All records, minus the pictures: write them out exactly.
==== Data provided
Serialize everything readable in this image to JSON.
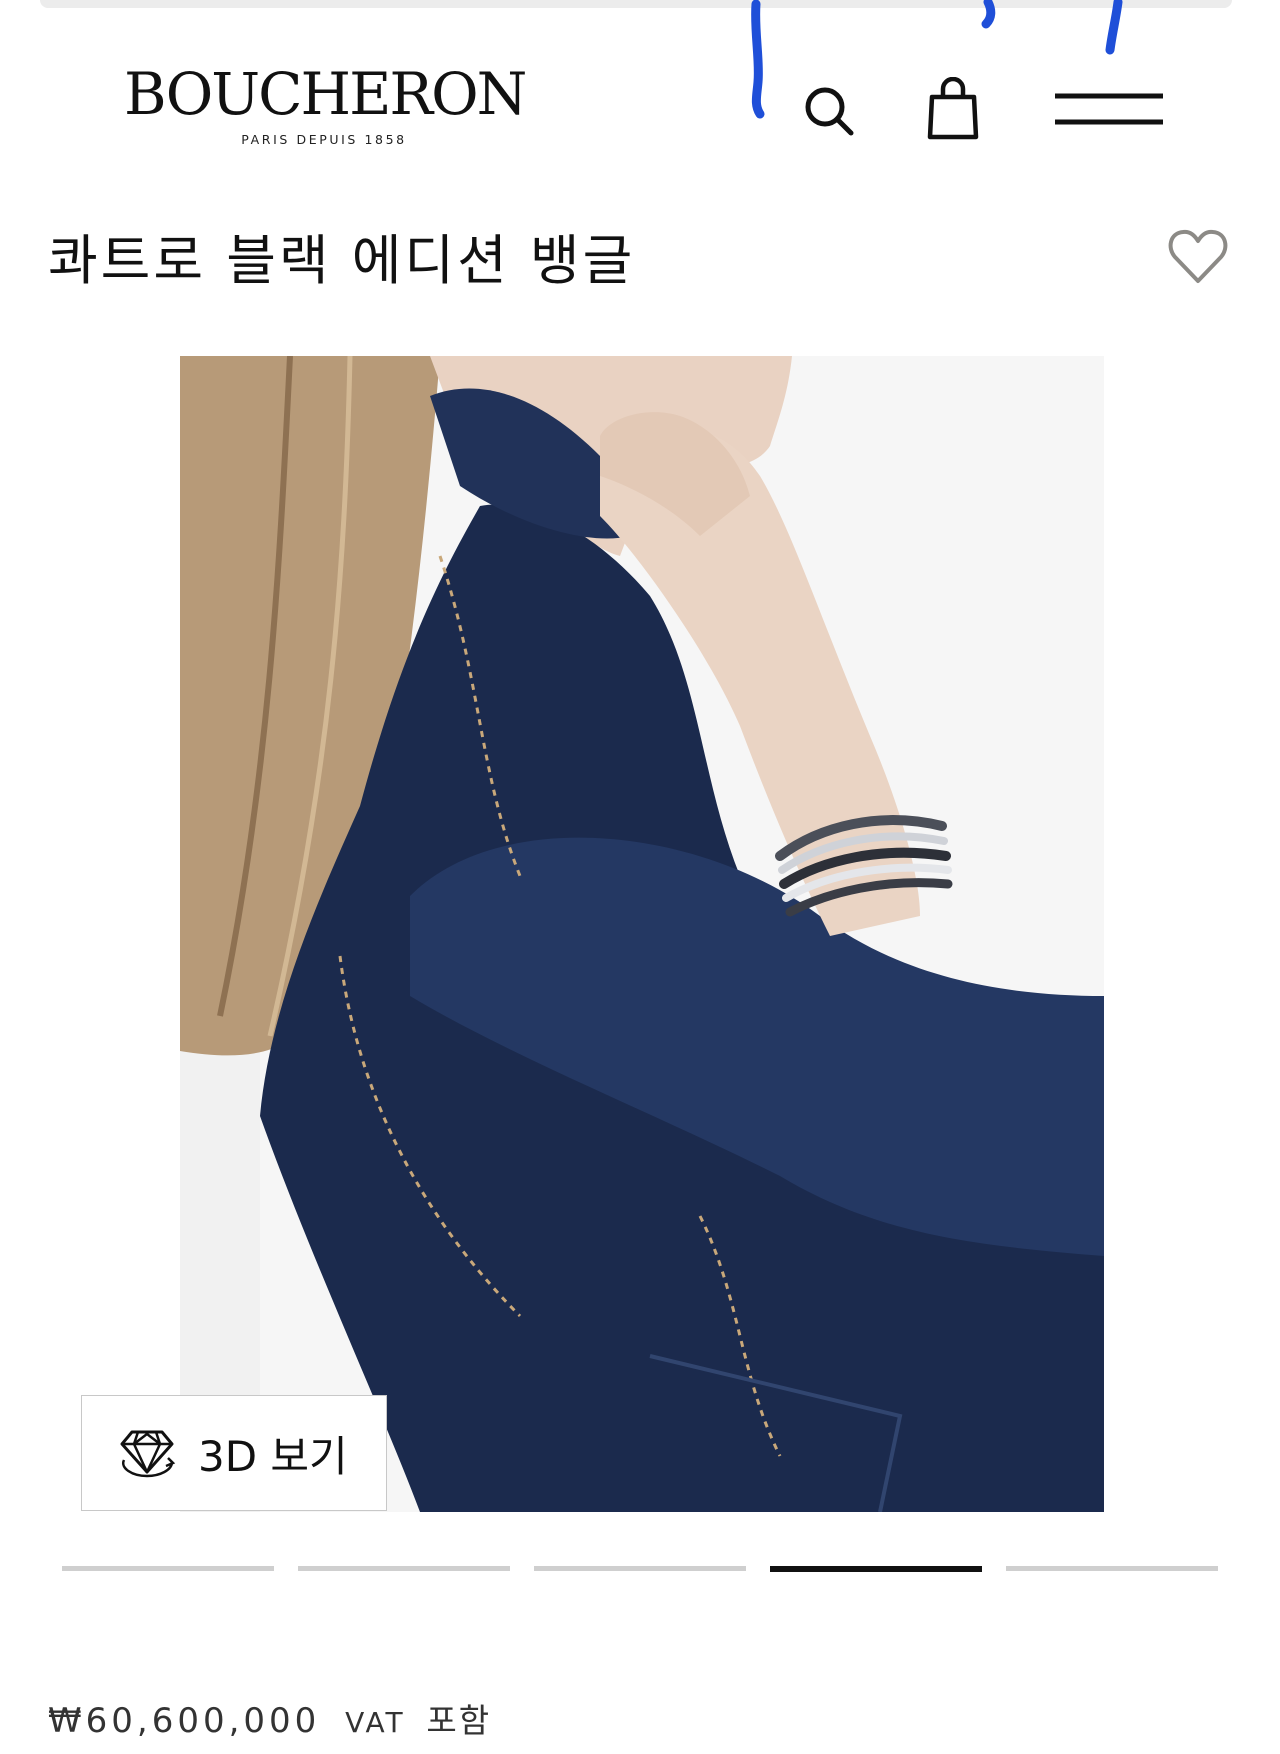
{
  "header": {
    "brand": "BOUCHERON",
    "tagline": "PARIS DEPUIS 1858",
    "icons": [
      "search-icon",
      "shopping-bag-icon",
      "menu-icon"
    ]
  },
  "product": {
    "title": "콰트로 블랙 에디션 뱅글",
    "wishlist_icon": "heart-outline-icon",
    "view_3d_label": "3D 보기",
    "view_3d_icon": "diamond-rotate-icon",
    "price": "₩60,600,000",
    "price_vat": "VAT",
    "price_vat_note": "포함"
  },
  "gallery": {
    "slides_count": 5,
    "active_slide": 4
  },
  "colors": {
    "annotation_blue": "#1f4fd8",
    "text": "#111111",
    "pager_inactive": "#cfcfcf",
    "pager_active": "#111111"
  }
}
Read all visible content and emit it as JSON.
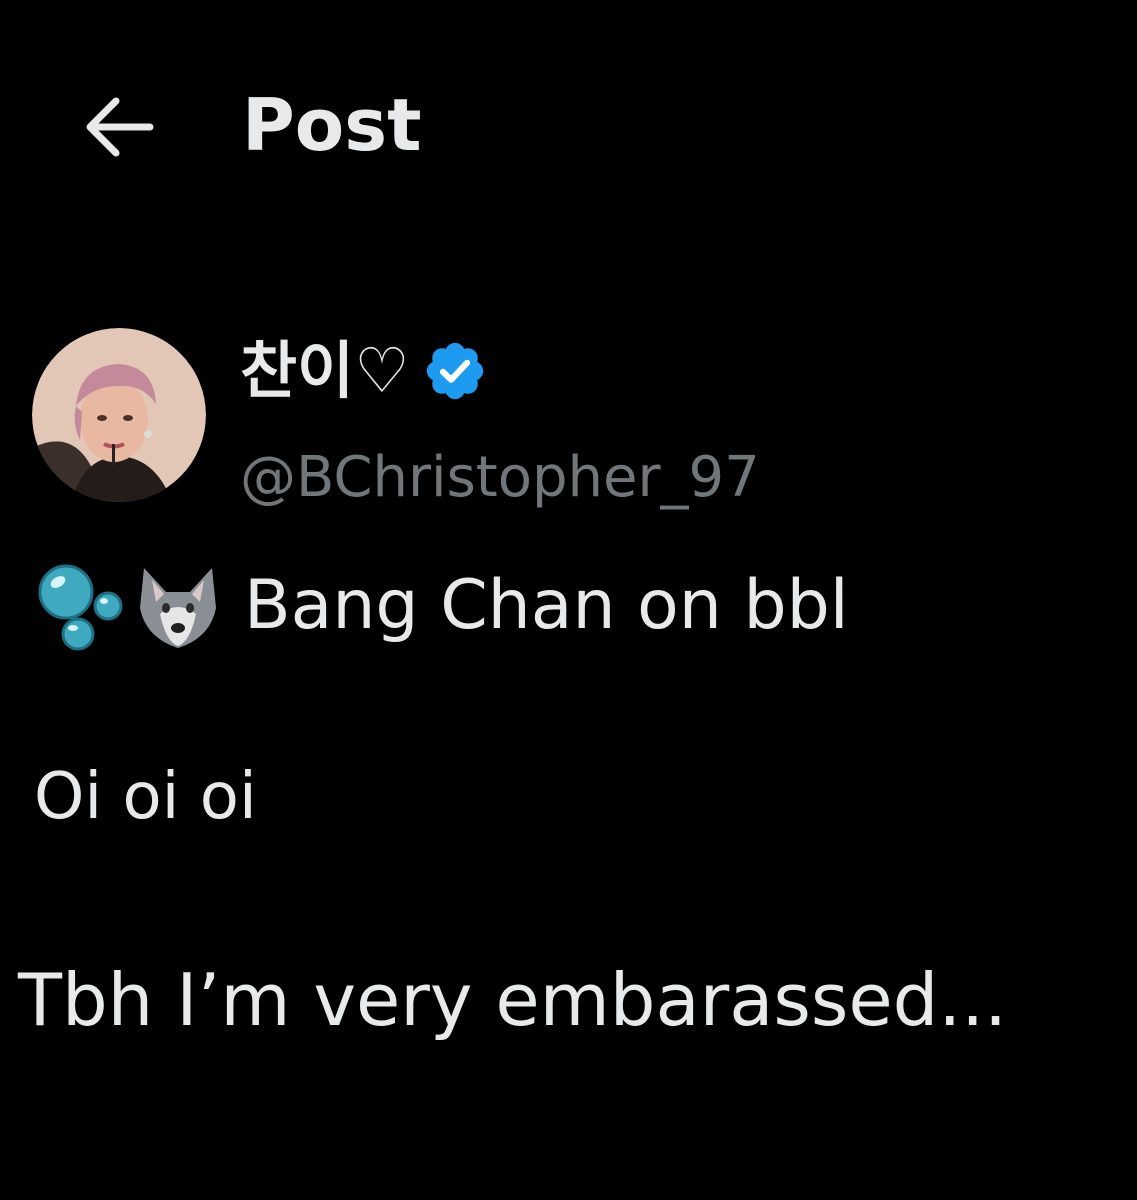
{
  "header": {
    "back_icon": "arrow-left-icon",
    "title": "Post"
  },
  "author": {
    "display_name": "찬이♡",
    "verified_icon": "verified-badge-icon",
    "verified_color": "#1d9bf0",
    "handle": "@BChristopher_97"
  },
  "tweet": {
    "emojis": [
      "bubbles-icon",
      "wolf-icon"
    ],
    "lines": [
      "Bang Chan on bbl",
      "Oi oi oi",
      "Tbh I’m very embarassed..."
    ]
  },
  "colors": {
    "background": "#000000",
    "primary_text": "#e7e9ea",
    "secondary_text": "#71767b"
  }
}
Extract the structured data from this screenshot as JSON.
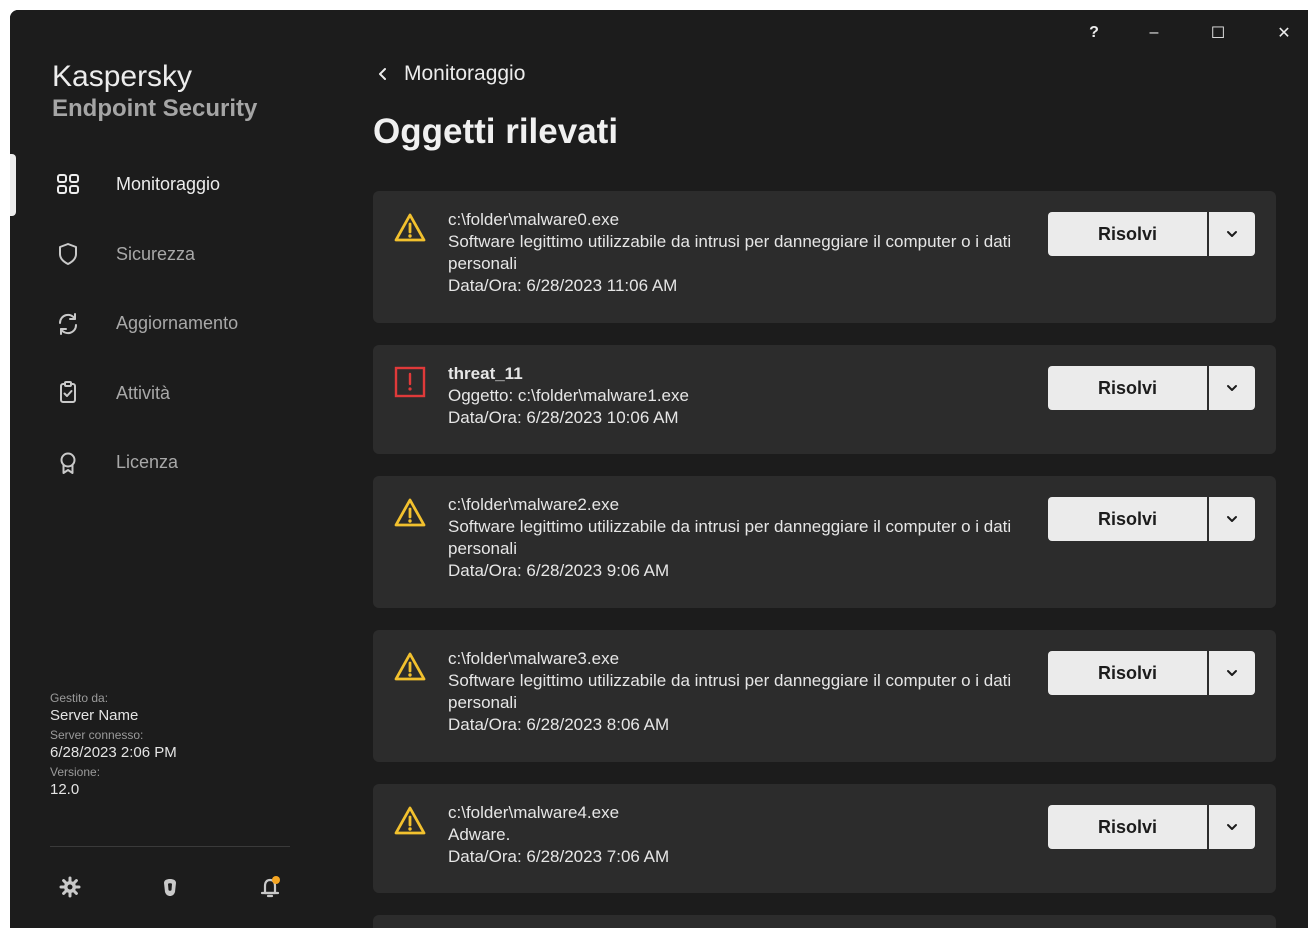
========
• **Solved exercise**
Serialize everything readable in this image to JSON.
{
  "header": {
    "brand": "BOUCHERON",
    "tagline": "PARIS DEPUIS 1858",
    "icons": [
      "search-icon",
      "shopping-bag-icon",
      "menu-icon"
    ]
  },
  "product": {
    "title": "콰트로 블랙 에디션 뱅글",
    "wishlist_icon": "heart-outline-icon",
    "view_3d_label": "3D 보기",
    "view_3d_icon": "diamond-rotate-icon",
    "price": "₩60,600,000",
    "price_vat": "VAT",
    "price_vat_note": "포함"
  },
  "gallery": {
    "slides_count": 5,
    "active_slide": 4
  },
  "colors": {
    "annotation_blue": "#1f4fd8",
    "text": "#111111",
    "pager_inactive": "#cfcfcf",
    "pager_active": "#111111"
  }
}
Read all visible content and emit it as JSON.
{
  "header": {
    "back_icon": "arrow-left-icon",
    "title": "Post"
  },
  "author": {
    "display_name": "찬이♡",
    "verified_icon": "verified-badge-icon",
    "verified_color": "#1d9bf0",
    "handle": "@BChristopher_97"
  },
  "tweet": {
    "emojis": [
      "bubbles-icon",
      "wolf-icon"
    ],
    "lines": [
      "Bang Chan on bbl",
      "Oi oi oi",
      "Tbh I’m very embarassed..."
    ]
  },
  "colors": {
    "background": "#000000",
    "primary_text": "#e7e9ea",
    "secondary_text": "#71767b"
  }
}
Extract the structured data from this screenshot as JSON.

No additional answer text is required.